DATA SHOWN>
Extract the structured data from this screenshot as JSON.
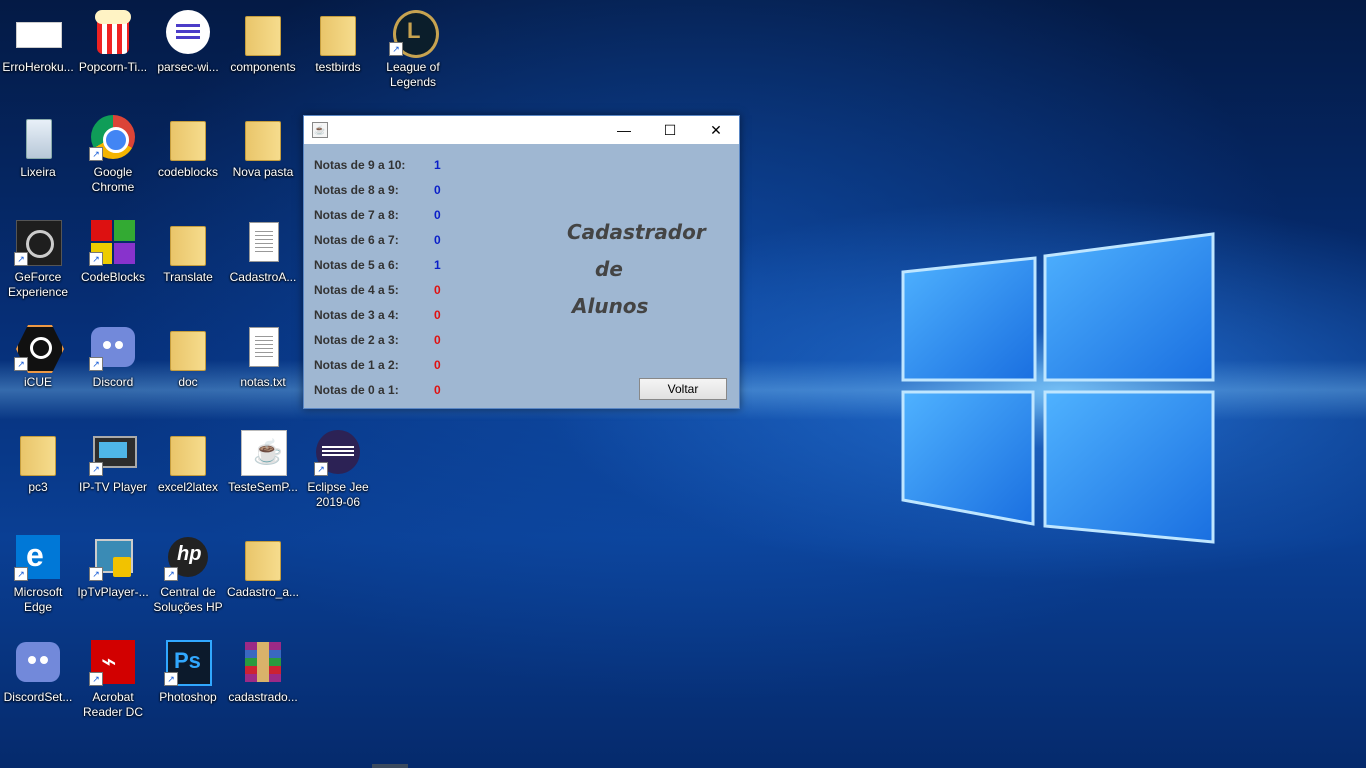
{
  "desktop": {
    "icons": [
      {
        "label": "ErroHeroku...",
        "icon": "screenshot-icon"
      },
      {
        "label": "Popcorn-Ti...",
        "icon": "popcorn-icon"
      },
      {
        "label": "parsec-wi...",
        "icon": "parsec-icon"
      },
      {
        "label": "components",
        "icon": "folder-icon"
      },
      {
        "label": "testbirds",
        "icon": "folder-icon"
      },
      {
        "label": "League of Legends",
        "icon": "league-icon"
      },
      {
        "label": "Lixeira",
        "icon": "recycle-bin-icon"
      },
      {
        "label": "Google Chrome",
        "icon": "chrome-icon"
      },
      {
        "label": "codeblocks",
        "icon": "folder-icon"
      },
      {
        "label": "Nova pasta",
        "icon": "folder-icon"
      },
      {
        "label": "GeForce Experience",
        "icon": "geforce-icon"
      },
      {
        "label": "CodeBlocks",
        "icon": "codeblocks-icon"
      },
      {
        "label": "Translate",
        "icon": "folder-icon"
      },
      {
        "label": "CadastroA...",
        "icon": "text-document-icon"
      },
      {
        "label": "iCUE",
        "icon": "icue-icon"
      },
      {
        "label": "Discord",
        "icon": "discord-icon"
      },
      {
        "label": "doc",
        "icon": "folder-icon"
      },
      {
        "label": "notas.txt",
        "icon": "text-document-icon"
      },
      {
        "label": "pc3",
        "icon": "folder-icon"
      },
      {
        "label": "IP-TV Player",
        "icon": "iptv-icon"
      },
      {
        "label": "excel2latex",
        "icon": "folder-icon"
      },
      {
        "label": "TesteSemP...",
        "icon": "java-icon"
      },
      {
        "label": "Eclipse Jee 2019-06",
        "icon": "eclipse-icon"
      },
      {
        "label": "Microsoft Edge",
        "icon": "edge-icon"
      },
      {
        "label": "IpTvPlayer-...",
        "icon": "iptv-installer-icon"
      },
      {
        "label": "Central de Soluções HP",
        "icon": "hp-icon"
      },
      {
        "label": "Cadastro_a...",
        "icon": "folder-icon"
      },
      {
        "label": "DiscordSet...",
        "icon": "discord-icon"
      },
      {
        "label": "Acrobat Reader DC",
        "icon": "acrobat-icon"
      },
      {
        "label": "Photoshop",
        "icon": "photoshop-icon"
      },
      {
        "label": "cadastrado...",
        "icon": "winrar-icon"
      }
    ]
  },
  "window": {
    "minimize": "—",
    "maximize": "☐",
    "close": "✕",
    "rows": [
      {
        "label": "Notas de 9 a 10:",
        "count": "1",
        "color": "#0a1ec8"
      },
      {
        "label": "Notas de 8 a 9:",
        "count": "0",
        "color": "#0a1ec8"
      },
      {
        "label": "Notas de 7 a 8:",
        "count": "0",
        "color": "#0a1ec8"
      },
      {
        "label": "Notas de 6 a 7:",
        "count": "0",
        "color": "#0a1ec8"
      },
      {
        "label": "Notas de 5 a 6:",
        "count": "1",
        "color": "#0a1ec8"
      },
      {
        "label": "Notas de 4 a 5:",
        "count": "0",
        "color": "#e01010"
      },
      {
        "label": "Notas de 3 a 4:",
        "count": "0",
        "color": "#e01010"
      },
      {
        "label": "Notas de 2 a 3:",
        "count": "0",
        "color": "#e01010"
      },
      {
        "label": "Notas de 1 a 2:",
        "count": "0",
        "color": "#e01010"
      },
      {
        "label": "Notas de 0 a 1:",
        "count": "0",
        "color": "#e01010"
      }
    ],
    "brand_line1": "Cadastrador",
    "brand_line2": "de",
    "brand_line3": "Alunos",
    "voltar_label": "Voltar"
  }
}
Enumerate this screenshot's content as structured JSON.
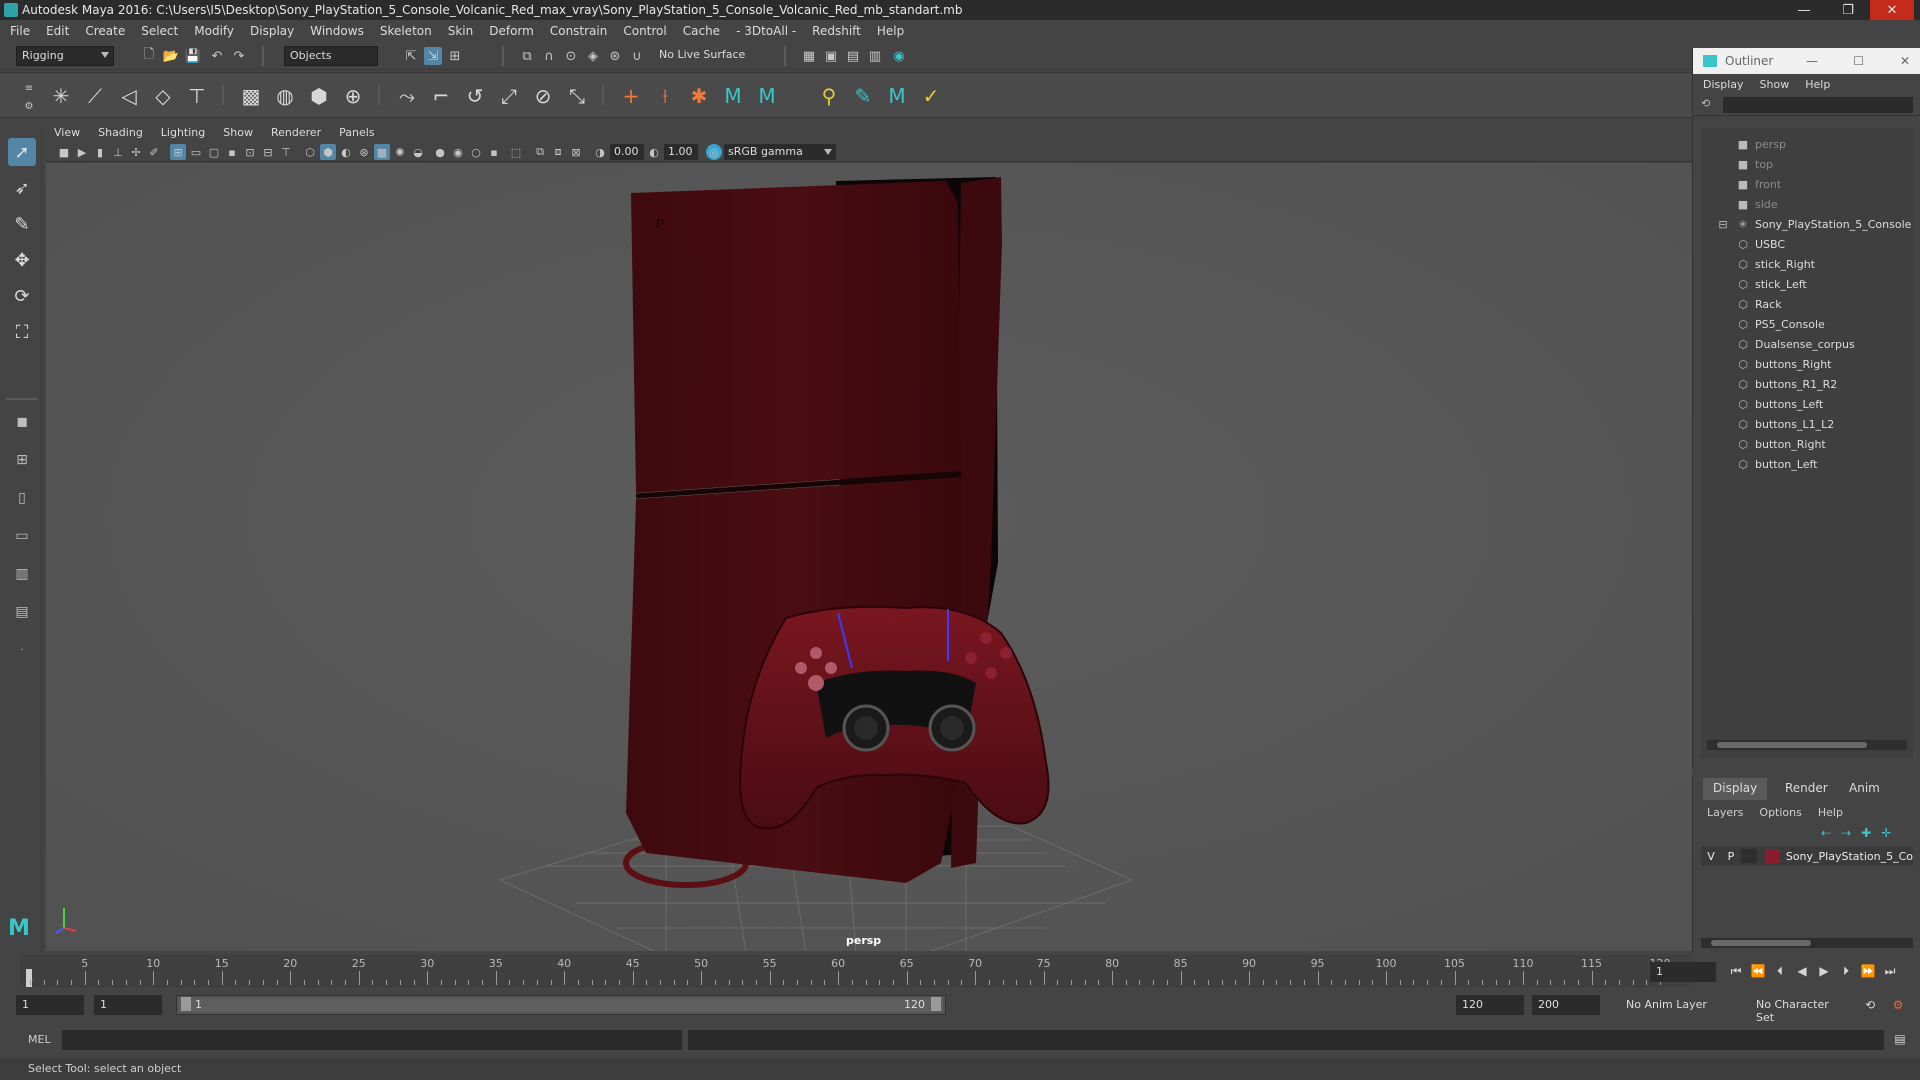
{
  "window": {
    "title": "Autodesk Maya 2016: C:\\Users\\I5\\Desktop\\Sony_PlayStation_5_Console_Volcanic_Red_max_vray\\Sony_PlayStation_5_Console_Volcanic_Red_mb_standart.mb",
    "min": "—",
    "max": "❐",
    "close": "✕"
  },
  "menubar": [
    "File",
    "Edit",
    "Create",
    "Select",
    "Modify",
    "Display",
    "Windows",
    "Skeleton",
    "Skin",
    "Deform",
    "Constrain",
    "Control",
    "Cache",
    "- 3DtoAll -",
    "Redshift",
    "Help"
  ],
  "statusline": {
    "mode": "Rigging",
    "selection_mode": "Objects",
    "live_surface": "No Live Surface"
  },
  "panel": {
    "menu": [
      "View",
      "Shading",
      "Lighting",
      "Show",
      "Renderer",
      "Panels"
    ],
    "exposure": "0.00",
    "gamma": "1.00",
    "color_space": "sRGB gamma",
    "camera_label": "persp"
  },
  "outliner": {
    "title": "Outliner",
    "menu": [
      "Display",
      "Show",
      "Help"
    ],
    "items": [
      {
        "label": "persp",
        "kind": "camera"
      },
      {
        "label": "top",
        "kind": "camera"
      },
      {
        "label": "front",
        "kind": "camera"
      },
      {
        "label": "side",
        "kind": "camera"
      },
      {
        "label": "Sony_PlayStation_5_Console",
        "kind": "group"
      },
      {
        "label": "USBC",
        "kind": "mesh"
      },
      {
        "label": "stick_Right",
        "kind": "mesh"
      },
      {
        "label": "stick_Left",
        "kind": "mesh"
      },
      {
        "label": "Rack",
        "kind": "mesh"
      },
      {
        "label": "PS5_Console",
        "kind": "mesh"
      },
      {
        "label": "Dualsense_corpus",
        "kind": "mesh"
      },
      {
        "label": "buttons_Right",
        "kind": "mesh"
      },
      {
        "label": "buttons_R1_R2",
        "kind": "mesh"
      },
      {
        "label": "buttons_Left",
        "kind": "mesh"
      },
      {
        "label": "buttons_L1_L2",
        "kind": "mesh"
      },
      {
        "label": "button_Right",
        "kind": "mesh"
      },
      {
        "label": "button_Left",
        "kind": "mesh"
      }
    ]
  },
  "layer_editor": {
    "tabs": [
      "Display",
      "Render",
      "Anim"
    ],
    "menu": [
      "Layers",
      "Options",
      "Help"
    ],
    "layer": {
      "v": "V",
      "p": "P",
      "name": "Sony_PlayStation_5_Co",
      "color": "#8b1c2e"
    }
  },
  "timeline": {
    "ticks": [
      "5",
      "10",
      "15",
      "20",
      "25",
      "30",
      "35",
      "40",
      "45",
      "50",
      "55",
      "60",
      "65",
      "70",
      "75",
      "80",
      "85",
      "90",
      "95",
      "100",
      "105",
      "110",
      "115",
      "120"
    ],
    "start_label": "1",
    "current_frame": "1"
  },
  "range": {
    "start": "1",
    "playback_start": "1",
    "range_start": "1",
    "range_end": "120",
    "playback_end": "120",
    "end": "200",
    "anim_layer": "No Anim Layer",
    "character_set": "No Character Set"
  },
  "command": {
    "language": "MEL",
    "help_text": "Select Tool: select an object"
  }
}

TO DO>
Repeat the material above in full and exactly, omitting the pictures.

EXERCISE ANSWER>
Extract the structured data from this screenshot as JSON.
{
  "desktop": {
    "icons": [
      {
        "label": "ErroHeroku...",
        "icon": "screenshot-icon"
      },
      {
        "label": "Popcorn-Ti...",
        "icon": "popcorn-icon"
      },
      {
        "label": "parsec-wi...",
        "icon": "parsec-icon"
      },
      {
        "label": "components",
        "icon": "folder-icon"
      },
      {
        "label": "testbirds",
        "icon": "folder-icon"
      },
      {
        "label": "League of Legends",
        "icon": "league-icon"
      },
      {
        "label": "Lixeira",
        "icon": "recycle-bin-icon"
      },
      {
        "label": "Google Chrome",
        "icon": "chrome-icon"
      },
      {
        "label": "codeblocks",
        "icon": "folder-icon"
      },
      {
        "label": "Nova pasta",
        "icon": "folder-icon"
      },
      {
        "label": "GeForce Experience",
        "icon": "geforce-icon"
      },
      {
        "label": "CodeBlocks",
        "icon": "codeblocks-icon"
      },
      {
        "label": "Translate",
        "icon": "folder-icon"
      },
      {
        "label": "CadastroA...",
        "icon": "text-document-icon"
      },
      {
        "label": "iCUE",
        "icon": "icue-icon"
      },
      {
        "label": "Discord",
        "icon": "discord-icon"
      },
      {
        "label": "doc",
        "icon": "folder-icon"
      },
      {
        "label": "notas.txt",
        "icon": "text-document-icon"
      },
      {
        "label": "pc3",
        "icon": "folder-icon"
      },
      {
        "label": "IP-TV Player",
        "icon": "iptv-icon"
      },
      {
        "label": "excel2latex",
        "icon": "folder-icon"
      },
      {
        "label": "TesteSemP...",
        "icon": "java-icon"
      },
      {
        "label": "Eclipse Jee 2019-06",
        "icon": "eclipse-icon"
      },
      {
        "label": "Microsoft Edge",
        "icon": "edge-icon"
      },
      {
        "label": "IpTvPlayer-...",
        "icon": "iptv-installer-icon"
      },
      {
        "label": "Central de Soluções HP",
        "icon": "hp-icon"
      },
      {
        "label": "Cadastro_a...",
        "icon": "folder-icon"
      },
      {
        "label": "DiscordSet...",
        "icon": "discord-icon"
      },
      {
        "label": "Acrobat Reader DC",
        "icon": "acrobat-icon"
      },
      {
        "label": "Photoshop",
        "icon": "photoshop-icon"
      },
      {
        "label": "cadastrado...",
        "icon": "winrar-icon"
      }
    ]
  },
  "window": {
    "minimize": "—",
    "maximize": "☐",
    "close": "✕",
    "rows": [
      {
        "label": "Notas de 9 a 10:",
        "count": "1",
        "color": "#0a1ec8"
      },
      {
        "label": "Notas de 8 a 9:",
        "count": "0",
        "color": "#0a1ec8"
      },
      {
        "label": "Notas de 7 a 8:",
        "count": "0",
        "color": "#0a1ec8"
      },
      {
        "label": "Notas de 6 a 7:",
        "count": "0",
        "color": "#0a1ec8"
      },
      {
        "label": "Notas de 5 a 6:",
        "count": "1",
        "color": "#0a1ec8"
      },
      {
        "label": "Notas de 4 a 5:",
        "count": "0",
        "color": "#e01010"
      },
      {
        "label": "Notas de 3 a 4:",
        "count": "0",
        "color": "#e01010"
      },
      {
        "label": "Notas de 2 a 3:",
        "count": "0",
        "color": "#e01010"
      },
      {
        "label": "Notas de 1 a 2:",
        "count": "0",
        "color": "#e01010"
      },
      {
        "label": "Notas de 0 a 1:",
        "count": "0",
        "color": "#e01010"
      }
    ],
    "brand_line1": "Cadastrador",
    "brand_line2": "de",
    "brand_line3": "Alunos",
    "voltar_label": "Voltar"
  }
}
Enumerate this screenshot's content as structured JSON.
{
  "window": {
    "title": "Autodesk Maya 2016: C:\\Users\\I5\\Desktop\\Sony_PlayStation_5_Console_Volcanic_Red_max_vray\\Sony_PlayStation_5_Console_Volcanic_Red_mb_standart.mb",
    "min": "—",
    "max": "❐",
    "close": "✕"
  },
  "menubar": [
    "File",
    "Edit",
    "Create",
    "Select",
    "Modify",
    "Display",
    "Windows",
    "Skeleton",
    "Skin",
    "Deform",
    "Constrain",
    "Control",
    "Cache",
    "- 3DtoAll -",
    "Redshift",
    "Help"
  ],
  "statusline": {
    "mode": "Rigging",
    "selection_mode": "Objects",
    "live_surface": "No Live Surface"
  },
  "panel": {
    "menu": [
      "View",
      "Shading",
      "Lighting",
      "Show",
      "Renderer",
      "Panels"
    ],
    "exposure": "0.00",
    "gamma": "1.00",
    "color_space": "sRGB gamma",
    "camera_label": "persp"
  },
  "outliner": {
    "title": "Outliner",
    "menu": [
      "Display",
      "Show",
      "Help"
    ],
    "items": [
      {
        "label": "persp",
        "kind": "camera"
      },
      {
        "label": "top",
        "kind": "camera"
      },
      {
        "label": "front",
        "kind": "camera"
      },
      {
        "label": "side",
        "kind": "camera"
      },
      {
        "label": "Sony_PlayStation_5_Console",
        "kind": "group"
      },
      {
        "label": "USBC",
        "kind": "mesh"
      },
      {
        "label": "stick_Right",
        "kind": "mesh"
      },
      {
        "label": "stick_Left",
        "kind": "mesh"
      },
      {
        "label": "Rack",
        "kind": "mesh"
      },
      {
        "label": "PS5_Console",
        "kind": "mesh"
      },
      {
        "label": "Dualsense_corpus",
        "kind": "mesh"
      },
      {
        "label": "buttons_Right",
        "kind": "mesh"
      },
      {
        "label": "buttons_R1_R2",
        "kind": "mesh"
      },
      {
        "label": "buttons_Left",
        "kind": "mesh"
      },
      {
        "label": "buttons_L1_L2",
        "kind": "mesh"
      },
      {
        "label": "button_Right",
        "kind": "mesh"
      },
      {
        "label": "button_Left",
        "kind": "mesh"
      }
    ]
  },
  "layer_editor": {
    "tabs": [
      "Display",
      "Render",
      "Anim"
    ],
    "menu": [
      "Layers",
      "Options",
      "Help"
    ],
    "layer": {
      "v": "V",
      "p": "P",
      "name": "Sony_PlayStation_5_Co",
      "color": "#8b1c2e"
    }
  },
  "timeline": {
    "ticks": [
      "5",
      "10",
      "15",
      "20",
      "25",
      "30",
      "35",
      "40",
      "45",
      "50",
      "55",
      "60",
      "65",
      "70",
      "75",
      "80",
      "85",
      "90",
      "95",
      "100",
      "105",
      "110",
      "115",
      "120"
    ],
    "start_label": "1",
    "current_frame": "1"
  },
  "range": {
    "start": "1",
    "playback_start": "1",
    "range_start": "1",
    "range_end": "120",
    "playback_end": "120",
    "end": "200",
    "anim_layer": "No Anim Layer",
    "character_set": "No Character Set"
  },
  "command": {
    "language": "MEL",
    "help_text": "Select Tool: select an object"
  }
}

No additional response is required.